Wrongful Death and Survival Actions
Depending on the nature of your or your loved one’s accident, it may be possible to bring a suit against the truck driver and seek compensation for your injuries. Because of the high incidence of fatalities, though, some of the most common suits brought after a truck accident are wrongful death and survival actions. While the terms are used interchangeably by laymen, they are different in Texas law.

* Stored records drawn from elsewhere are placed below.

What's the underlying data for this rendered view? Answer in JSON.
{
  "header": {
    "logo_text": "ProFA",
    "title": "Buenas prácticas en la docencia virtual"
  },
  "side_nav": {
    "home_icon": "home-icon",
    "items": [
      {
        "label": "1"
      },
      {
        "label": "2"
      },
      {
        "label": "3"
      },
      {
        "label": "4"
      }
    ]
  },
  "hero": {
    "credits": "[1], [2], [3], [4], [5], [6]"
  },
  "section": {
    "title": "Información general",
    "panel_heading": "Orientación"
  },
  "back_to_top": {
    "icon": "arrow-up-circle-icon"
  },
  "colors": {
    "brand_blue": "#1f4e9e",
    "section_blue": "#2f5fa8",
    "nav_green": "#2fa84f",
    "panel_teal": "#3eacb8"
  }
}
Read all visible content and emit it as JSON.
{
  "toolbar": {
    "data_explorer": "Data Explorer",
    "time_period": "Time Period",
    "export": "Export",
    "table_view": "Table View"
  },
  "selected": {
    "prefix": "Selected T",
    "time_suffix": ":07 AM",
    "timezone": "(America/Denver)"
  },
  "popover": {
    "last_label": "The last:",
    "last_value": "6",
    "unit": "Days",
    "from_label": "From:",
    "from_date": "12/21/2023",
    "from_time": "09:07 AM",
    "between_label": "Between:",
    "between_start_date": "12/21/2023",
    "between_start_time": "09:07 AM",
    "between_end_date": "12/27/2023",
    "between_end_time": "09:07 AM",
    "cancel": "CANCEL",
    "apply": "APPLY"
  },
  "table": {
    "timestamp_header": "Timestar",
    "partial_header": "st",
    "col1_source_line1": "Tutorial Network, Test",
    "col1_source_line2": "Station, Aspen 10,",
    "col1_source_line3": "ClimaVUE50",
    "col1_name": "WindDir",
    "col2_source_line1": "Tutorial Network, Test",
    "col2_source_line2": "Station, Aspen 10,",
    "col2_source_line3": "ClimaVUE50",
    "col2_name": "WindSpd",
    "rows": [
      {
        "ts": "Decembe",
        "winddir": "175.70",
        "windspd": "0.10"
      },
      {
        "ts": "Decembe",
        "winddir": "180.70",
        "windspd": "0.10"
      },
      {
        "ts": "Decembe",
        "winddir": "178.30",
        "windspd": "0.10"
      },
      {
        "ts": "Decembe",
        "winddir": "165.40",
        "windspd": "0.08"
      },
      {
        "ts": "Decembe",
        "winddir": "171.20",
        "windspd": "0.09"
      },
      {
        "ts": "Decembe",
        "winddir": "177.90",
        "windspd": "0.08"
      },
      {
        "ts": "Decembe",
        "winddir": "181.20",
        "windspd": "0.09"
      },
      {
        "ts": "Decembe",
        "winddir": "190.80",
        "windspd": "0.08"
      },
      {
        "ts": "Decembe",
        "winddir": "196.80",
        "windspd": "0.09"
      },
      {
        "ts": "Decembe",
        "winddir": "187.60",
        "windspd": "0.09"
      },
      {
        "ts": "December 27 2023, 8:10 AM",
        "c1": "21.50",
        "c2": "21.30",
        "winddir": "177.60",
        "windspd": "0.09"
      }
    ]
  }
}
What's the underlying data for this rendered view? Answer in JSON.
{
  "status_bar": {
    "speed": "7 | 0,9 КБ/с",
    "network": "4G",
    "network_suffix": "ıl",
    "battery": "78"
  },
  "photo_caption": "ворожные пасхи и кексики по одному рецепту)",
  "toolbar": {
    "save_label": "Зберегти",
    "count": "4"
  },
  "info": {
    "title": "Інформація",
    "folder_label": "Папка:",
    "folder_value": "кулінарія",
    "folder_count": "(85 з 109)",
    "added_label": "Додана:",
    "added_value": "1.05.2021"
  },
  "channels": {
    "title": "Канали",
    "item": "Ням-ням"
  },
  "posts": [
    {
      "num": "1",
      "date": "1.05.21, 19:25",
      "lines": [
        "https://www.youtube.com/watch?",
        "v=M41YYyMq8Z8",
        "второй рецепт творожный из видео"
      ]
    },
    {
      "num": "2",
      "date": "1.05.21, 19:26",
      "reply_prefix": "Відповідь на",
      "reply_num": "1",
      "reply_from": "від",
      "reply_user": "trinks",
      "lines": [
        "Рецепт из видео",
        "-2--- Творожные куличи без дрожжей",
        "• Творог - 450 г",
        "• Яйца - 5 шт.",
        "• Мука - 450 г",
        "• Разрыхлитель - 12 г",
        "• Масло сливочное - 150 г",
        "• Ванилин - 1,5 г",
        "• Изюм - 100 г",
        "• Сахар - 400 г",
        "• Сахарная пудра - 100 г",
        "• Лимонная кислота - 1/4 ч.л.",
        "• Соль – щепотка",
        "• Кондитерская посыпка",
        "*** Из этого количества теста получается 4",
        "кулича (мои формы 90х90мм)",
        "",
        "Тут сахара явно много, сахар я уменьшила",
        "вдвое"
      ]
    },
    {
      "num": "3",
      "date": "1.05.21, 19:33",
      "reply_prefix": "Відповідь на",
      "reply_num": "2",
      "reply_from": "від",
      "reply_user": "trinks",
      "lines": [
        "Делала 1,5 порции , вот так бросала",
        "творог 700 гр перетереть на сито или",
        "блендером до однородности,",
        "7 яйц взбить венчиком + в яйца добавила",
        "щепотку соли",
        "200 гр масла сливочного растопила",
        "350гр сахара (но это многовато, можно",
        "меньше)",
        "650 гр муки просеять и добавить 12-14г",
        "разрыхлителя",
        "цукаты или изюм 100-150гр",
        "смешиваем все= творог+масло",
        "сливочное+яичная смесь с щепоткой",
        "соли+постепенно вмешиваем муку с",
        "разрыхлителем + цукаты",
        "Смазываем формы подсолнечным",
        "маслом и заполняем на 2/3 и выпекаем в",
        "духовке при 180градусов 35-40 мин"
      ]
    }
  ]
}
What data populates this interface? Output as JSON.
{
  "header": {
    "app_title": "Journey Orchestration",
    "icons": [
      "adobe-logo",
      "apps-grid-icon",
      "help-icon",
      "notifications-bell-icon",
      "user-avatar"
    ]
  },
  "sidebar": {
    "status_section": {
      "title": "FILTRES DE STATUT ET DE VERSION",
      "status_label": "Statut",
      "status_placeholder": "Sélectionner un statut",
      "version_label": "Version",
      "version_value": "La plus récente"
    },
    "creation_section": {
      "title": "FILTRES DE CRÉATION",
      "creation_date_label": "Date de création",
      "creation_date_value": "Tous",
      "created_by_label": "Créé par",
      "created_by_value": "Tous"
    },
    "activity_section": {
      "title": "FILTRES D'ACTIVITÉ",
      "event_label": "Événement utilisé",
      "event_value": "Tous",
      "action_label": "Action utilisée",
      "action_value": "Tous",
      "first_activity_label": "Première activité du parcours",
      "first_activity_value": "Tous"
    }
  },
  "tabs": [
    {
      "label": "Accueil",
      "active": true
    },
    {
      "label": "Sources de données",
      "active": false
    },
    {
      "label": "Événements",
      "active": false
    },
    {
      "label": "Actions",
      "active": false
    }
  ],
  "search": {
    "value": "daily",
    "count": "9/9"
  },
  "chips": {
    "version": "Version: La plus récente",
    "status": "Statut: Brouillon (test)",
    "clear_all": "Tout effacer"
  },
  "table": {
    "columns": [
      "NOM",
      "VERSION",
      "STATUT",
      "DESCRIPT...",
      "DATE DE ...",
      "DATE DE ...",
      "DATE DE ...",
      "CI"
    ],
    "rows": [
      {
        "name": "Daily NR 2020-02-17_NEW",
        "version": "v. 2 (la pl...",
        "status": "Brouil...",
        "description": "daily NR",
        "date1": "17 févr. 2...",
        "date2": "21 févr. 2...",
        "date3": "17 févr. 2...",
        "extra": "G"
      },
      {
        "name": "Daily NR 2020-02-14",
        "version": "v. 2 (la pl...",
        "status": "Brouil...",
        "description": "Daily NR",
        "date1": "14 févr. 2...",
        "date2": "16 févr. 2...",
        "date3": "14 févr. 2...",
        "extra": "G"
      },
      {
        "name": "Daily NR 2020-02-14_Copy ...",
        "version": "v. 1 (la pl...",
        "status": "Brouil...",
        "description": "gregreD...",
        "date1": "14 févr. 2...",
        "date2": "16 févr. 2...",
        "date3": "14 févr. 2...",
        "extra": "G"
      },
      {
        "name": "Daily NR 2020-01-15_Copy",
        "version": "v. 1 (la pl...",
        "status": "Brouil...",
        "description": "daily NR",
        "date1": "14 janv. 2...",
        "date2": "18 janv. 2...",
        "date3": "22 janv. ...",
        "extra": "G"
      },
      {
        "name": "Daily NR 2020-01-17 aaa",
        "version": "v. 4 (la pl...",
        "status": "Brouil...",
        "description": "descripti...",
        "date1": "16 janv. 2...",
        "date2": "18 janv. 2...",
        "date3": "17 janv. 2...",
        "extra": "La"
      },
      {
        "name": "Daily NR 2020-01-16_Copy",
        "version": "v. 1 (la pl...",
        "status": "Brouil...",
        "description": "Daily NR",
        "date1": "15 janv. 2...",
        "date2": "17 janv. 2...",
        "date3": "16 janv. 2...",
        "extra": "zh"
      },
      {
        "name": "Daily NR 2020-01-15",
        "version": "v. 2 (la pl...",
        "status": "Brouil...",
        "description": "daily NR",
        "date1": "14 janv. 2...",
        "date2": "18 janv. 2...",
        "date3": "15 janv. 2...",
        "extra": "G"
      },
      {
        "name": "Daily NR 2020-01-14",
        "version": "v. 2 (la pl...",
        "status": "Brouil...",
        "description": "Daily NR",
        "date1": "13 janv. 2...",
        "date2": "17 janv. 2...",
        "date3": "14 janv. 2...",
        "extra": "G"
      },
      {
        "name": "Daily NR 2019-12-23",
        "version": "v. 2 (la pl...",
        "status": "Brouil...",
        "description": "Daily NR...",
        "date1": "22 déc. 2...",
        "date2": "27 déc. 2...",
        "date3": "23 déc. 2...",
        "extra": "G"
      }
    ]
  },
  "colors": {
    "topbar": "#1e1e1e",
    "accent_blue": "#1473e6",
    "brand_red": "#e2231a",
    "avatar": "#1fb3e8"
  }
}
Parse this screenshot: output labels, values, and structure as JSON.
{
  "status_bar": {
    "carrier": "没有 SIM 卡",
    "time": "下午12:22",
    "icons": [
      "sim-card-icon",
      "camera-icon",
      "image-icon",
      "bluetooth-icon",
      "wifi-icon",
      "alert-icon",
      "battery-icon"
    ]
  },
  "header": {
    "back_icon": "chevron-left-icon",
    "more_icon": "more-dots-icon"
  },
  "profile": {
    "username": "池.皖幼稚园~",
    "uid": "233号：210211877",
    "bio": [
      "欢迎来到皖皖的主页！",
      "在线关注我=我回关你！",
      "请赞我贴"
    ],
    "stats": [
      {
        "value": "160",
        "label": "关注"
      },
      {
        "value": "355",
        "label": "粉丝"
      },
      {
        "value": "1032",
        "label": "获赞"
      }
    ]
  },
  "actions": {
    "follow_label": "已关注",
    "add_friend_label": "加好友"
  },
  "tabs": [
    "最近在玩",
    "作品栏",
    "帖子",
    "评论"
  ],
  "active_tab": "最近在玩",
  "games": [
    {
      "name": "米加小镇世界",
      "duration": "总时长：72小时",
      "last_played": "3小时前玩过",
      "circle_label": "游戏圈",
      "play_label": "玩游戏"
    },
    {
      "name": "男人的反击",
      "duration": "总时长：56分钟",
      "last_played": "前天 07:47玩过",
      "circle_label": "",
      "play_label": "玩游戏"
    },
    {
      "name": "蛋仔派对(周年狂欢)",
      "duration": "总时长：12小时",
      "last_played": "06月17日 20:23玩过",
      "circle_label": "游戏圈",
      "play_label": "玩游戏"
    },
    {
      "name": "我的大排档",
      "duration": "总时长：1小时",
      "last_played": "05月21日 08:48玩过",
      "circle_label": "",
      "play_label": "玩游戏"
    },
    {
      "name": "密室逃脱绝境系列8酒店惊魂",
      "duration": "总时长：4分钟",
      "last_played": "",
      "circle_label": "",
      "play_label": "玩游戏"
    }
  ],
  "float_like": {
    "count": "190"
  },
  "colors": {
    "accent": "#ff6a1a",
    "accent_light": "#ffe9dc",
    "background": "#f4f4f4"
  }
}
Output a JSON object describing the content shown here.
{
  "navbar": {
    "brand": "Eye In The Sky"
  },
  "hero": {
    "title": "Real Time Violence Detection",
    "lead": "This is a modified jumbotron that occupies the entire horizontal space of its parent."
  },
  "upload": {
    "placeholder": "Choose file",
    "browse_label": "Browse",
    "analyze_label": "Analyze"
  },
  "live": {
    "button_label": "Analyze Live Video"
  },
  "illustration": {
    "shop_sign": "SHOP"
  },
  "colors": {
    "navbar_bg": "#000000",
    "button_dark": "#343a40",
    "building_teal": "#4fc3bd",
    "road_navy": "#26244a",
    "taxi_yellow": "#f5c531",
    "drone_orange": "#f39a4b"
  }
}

A survival action is brought on behalf of the deceased and seeks compensation for the same torts that the deceased would sue over had they lived. So, for example, if you lose a loved one in an auto accident, you might bring a survival action based in personal injury or negligence, because that is what your loved one would sue over had they not been killed. Comparatively, a wrongful death action is brought on behalf of the survivors, and seeks damages for things like lost support and lost wages, especially if the deceased was the family breadwinner. The family of the motorist killed in Round Rock, if they were to bring suit, would most likely do so in a wrongful death action, because there is no evidence to show the deceased would have had claims against the trucker.
Call a Knowledgeable Truck Accident Lawyer
Truck accidents have the potential to be highly dangerous, even assuming one lives through the impact. If you or a loved one have been in an accident with a large truck, having an attorney on your side who has dealt with this area of law before can be a big help. The dedicated New Braunfels truck accident attorneys at the Bettersworth Law Firm are happy to put our experience to work for you. Call the office today to set up an initial consultation.